(Dataset excerpts):
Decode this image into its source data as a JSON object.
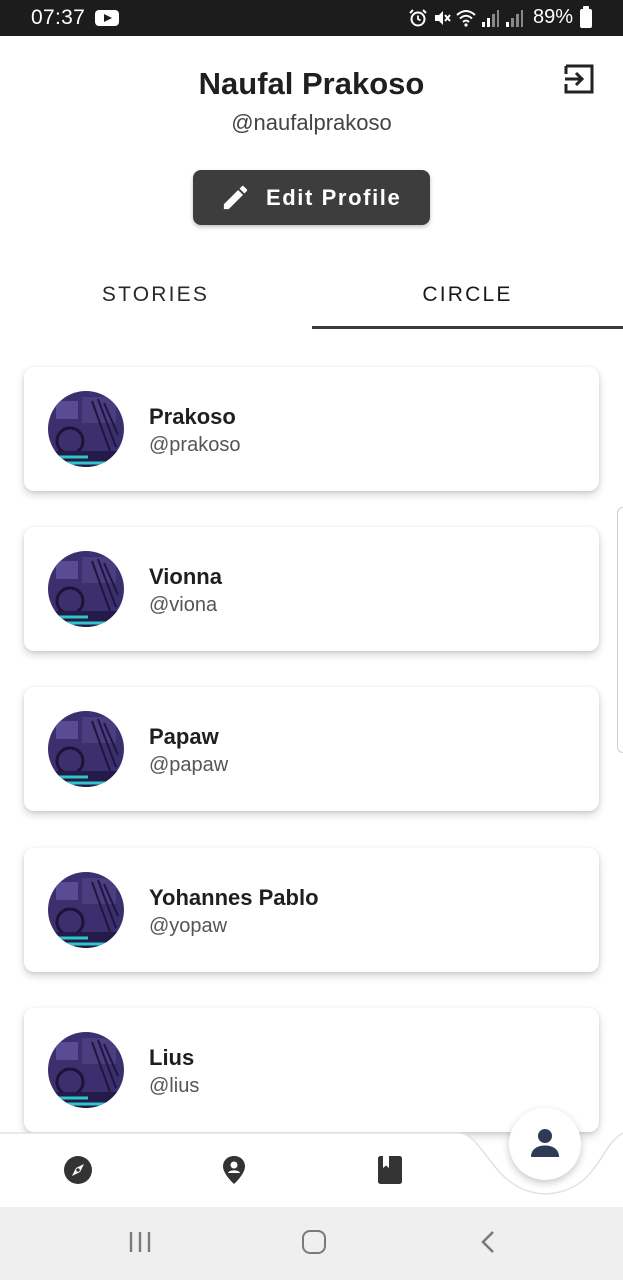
{
  "status_bar": {
    "time": "07:37",
    "battery": "89%"
  },
  "profile": {
    "name": "Naufal Prakoso",
    "handle": "@naufalprakoso",
    "edit_button_label": "Edit Profile"
  },
  "tabs": [
    {
      "label": "STORIES",
      "selected": false
    },
    {
      "label": "CIRCLE",
      "selected": true
    }
  ],
  "circle": [
    {
      "name": "Prakoso",
      "handle": "@prakoso"
    },
    {
      "name": "Vionna",
      "handle": "@viona"
    },
    {
      "name": "Papaw",
      "handle": "@papaw"
    },
    {
      "name": "Yohannes Pablo",
      "handle": "@yopaw"
    },
    {
      "name": "Lius",
      "handle": "@lius"
    }
  ],
  "bottom_nav": {
    "items": [
      "compass-icon",
      "map-pin-icon",
      "book-icon"
    ],
    "fab": "person-icon"
  },
  "colors": {
    "status_bar": "#1c1c1c",
    "button_dark": "#3d3d3d",
    "avatar_purple": "#3b2f6e",
    "avatar_teal": "#2fc6c9",
    "nav_icon": "#333333",
    "fab_icon": "#2f3a56"
  }
}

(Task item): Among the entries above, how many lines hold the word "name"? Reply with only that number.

(Task answer): 6